Each record below should be output verbatim, without pictures.

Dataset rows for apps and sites
────

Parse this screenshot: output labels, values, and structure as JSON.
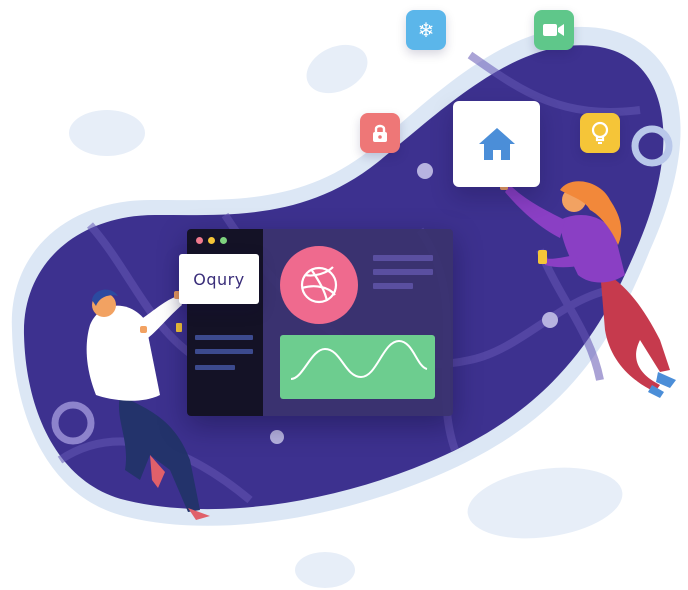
{
  "brand": {
    "name": "Oqury"
  },
  "colors": {
    "blob": "#3d318f",
    "blob_outline": "#dbe6f4",
    "accent_pink": "#ef6a8e",
    "accent_green": "#6dcd8f",
    "tile_blue": "#5bb6ea",
    "tile_green": "#5fc78a",
    "tile_red": "#ee7777",
    "tile_yellow": "#f5c538"
  },
  "icons": [
    {
      "name": "snowflake-icon"
    },
    {
      "name": "video-camera-icon"
    },
    {
      "name": "lock-icon"
    },
    {
      "name": "home-icon"
    },
    {
      "name": "lightbulb-icon"
    },
    {
      "name": "dribbble-icon"
    }
  ],
  "window": {
    "traffic_lights": [
      "#f07a8e",
      "#f5c538",
      "#7ed37e"
    ]
  }
}
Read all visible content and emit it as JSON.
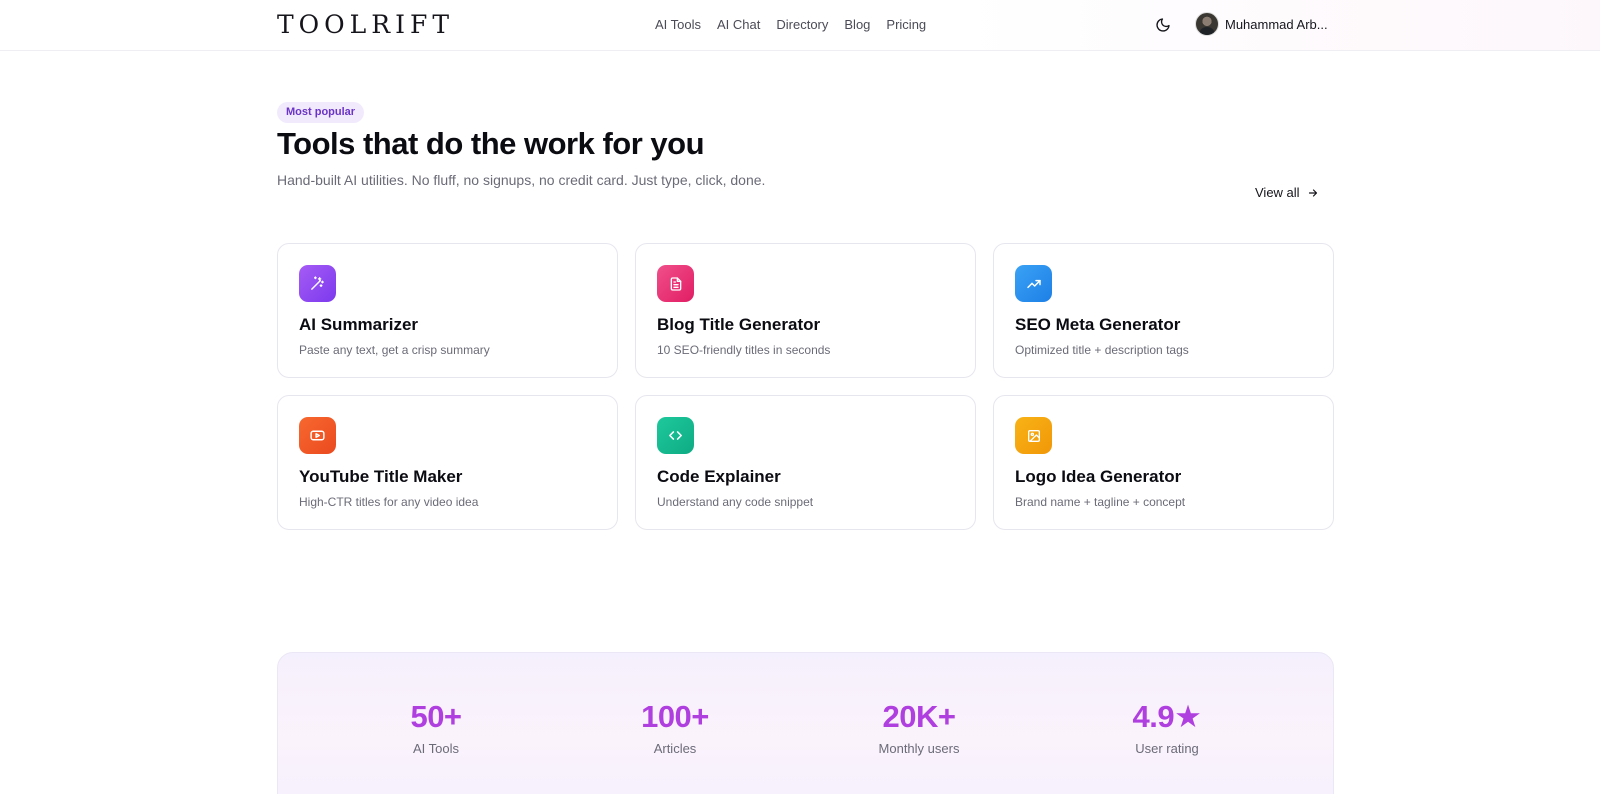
{
  "header": {
    "logo": "TOOLRIFT",
    "nav": [
      "AI Tools",
      "AI Chat",
      "Directory",
      "Blog",
      "Pricing"
    ],
    "theme_icon": "moon-icon",
    "user_name": "Muhammad Arb..."
  },
  "hero": {
    "badge": "Most popular",
    "title": "Tools that do the work for you",
    "subtitle": "Hand-built AI utilities. No fluff, no signups, no credit card. Just type, click, done.",
    "view_all": "View all"
  },
  "tools": [
    {
      "name": "AI Summarizer",
      "desc": "Paste any text, get a crisp summary",
      "icon": "magic-wand-icon",
      "color_from": "#a55bf5",
      "color_to": "#7c3aed"
    },
    {
      "name": "Blog Title Generator",
      "desc": "10 SEO-friendly titles in seconds",
      "icon": "document-icon",
      "color_from": "#f0508a",
      "color_to": "#e11d63"
    },
    {
      "name": "SEO Meta Generator",
      "desc": "Optimized title + description tags",
      "icon": "trending-up-icon",
      "color_from": "#3aa2f5",
      "color_to": "#1d7fe6"
    },
    {
      "name": "YouTube Title Maker",
      "desc": "High-CTR titles for any video idea",
      "icon": "youtube-icon",
      "color_from": "#f8682f",
      "color_to": "#ea4a1f"
    },
    {
      "name": "Code Explainer",
      "desc": "Understand any code snippet",
      "icon": "code-icon",
      "color_from": "#1ec99c",
      "color_to": "#0fab84"
    },
    {
      "name": "Logo Idea Generator",
      "desc": "Brand name + tagline + concept",
      "icon": "image-icon",
      "color_from": "#f8b316",
      "color_to": "#f19708"
    }
  ],
  "stats": [
    {
      "value": "50+",
      "label": "AI Tools"
    },
    {
      "value": "100+",
      "label": "Articles"
    },
    {
      "value": "20K+",
      "label": "Monthly users"
    },
    {
      "value": "4.9★",
      "label": "User rating"
    }
  ]
}
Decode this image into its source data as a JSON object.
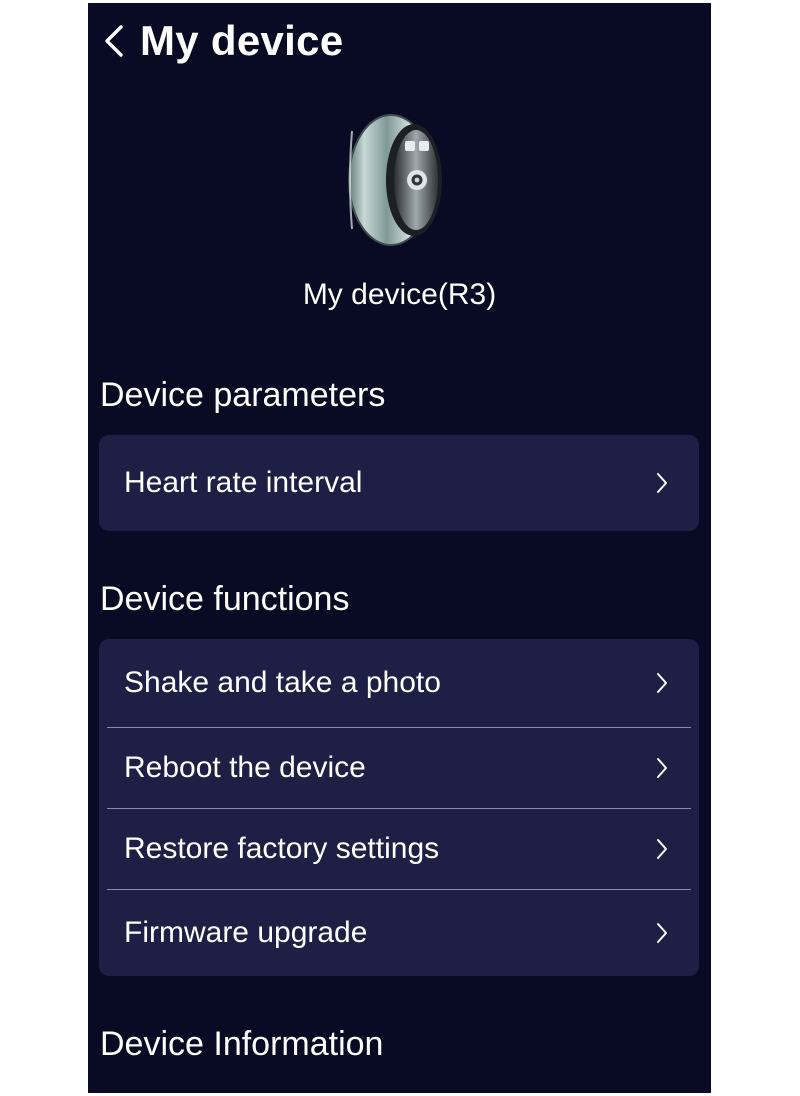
{
  "header": {
    "title": "My device",
    "back_icon": "chevron-left-icon"
  },
  "device": {
    "image": "smart-ring-image",
    "name": "My device(R3)"
  },
  "sections": {
    "parameters": {
      "title": "Device parameters",
      "items": [
        {
          "label": "Heart rate interval",
          "icon": "chevron-right-icon"
        }
      ]
    },
    "functions": {
      "title": "Device functions",
      "items": [
        {
          "label": "Shake and take a photo",
          "icon": "chevron-right-icon"
        },
        {
          "label": "Reboot the device",
          "icon": "chevron-right-icon"
        },
        {
          "label": "Restore factory settings",
          "icon": "chevron-right-icon"
        },
        {
          "label": "Firmware upgrade",
          "icon": "chevron-right-icon"
        }
      ]
    },
    "information": {
      "title": "Device Information"
    }
  },
  "colors": {
    "background": "#090b24",
    "card": "#1d1f44",
    "text": "#ffffff",
    "divider": "#8a8ca6"
  }
}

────

**PROBLEM SOLUTION**
Parse this screenshot: output labels, values, and structure as JSON.
{
  "brand": {
    "name": "Oqury"
  },
  "colors": {
    "blob": "#3d318f",
    "blob_outline": "#dbe6f4",
    "accent_pink": "#ef6a8e",
    "accent_green": "#6dcd8f",
    "tile_blue": "#5bb6ea",
    "tile_green": "#5fc78a",
    "tile_red": "#ee7777",
    "tile_yellow": "#f5c538"
  },
  "icons": [
    {
      "name": "snowflake-icon"
    },
    {
      "name": "video-camera-icon"
    },
    {
      "name": "lock-icon"
    },
    {
      "name": "home-icon"
    },
    {
      "name": "lightbulb-icon"
    },
    {
      "name": "dribbble-icon"
    }
  ],
  "window": {
    "traffic_lights": [
      "#f07a8e",
      "#f5c538",
      "#7ed37e"
    ]
  }
}
Read all visible content and emit it as JSON.
{
  "header": {
    "logo": "TOOLRIFT",
    "nav": [
      "AI Tools",
      "AI Chat",
      "Directory",
      "Blog",
      "Pricing"
    ],
    "theme_icon": "moon-icon",
    "user_name": "Muhammad Arb..."
  },
  "hero": {
    "badge": "Most popular",
    "title": "Tools that do the work for you",
    "subtitle": "Hand-built AI utilities. No fluff, no signups, no credit card. Just type, click, done.",
    "view_all": "View all"
  },
  "tools": [
    {
      "name": "AI Summarizer",
      "desc": "Paste any text, get a crisp summary",
      "icon": "magic-wand-icon",
      "color_from": "#a55bf5",
      "color_to": "#7c3aed"
    },
    {
      "name": "Blog Title Generator",
      "desc": "10 SEO-friendly titles in seconds",
      "icon": "document-icon",
      "color_from": "#f0508a",
      "color_to": "#e11d63"
    },
    {
      "name": "SEO Meta Generator",
      "desc": "Optimized title + description tags",
      "icon": "trending-up-icon",
      "color_from": "#3aa2f5",
      "color_to": "#1d7fe6"
    },
    {
      "name": "YouTube Title Maker",
      "desc": "High-CTR titles for any video idea",
      "icon": "youtube-icon",
      "color_from": "#f8682f",
      "color_to": "#ea4a1f"
    },
    {
      "name": "Code Explainer",
      "desc": "Understand any code snippet",
      "icon": "code-icon",
      "color_from": "#1ec99c",
      "color_to": "#0fab84"
    },
    {
      "name": "Logo Idea Generator",
      "desc": "Brand name + tagline + concept",
      "icon": "image-icon",
      "color_from": "#f8b316",
      "color_to": "#f19708"
    }
  ],
  "stats": [
    {
      "value": "50+",
      "label": "AI Tools"
    },
    {
      "value": "100+",
      "label": "Articles"
    },
    {
      "value": "20K+",
      "label": "Monthly users"
    },
    {
      "value": "4.9★",
      "label": "User rating"
    }
  ]
}
Decode this image into its source data as a JSON object.
{
  "header": {
    "title": "My device",
    "back_icon": "chevron-left-icon"
  },
  "device": {
    "image": "smart-ring-image",
    "name": "My device(R3)"
  },
  "sections": {
    "parameters": {
      "title": "Device parameters",
      "items": [
        {
          "label": "Heart rate interval",
          "icon": "chevron-right-icon"
        }
      ]
    },
    "functions": {
      "title": "Device functions",
      "items": [
        {
          "label": "Shake and take a photo",
          "icon": "chevron-right-icon"
        },
        {
          "label": "Reboot the device",
          "icon": "chevron-right-icon"
        },
        {
          "label": "Restore factory settings",
          "icon": "chevron-right-icon"
        },
        {
          "label": "Firmware upgrade",
          "icon": "chevron-right-icon"
        }
      ]
    },
    "information": {
      "title": "Device Information"
    }
  },
  "colors": {
    "background": "#090b24",
    "card": "#1d1f44",
    "text": "#ffffff",
    "divider": "#8a8ca6"
  }
}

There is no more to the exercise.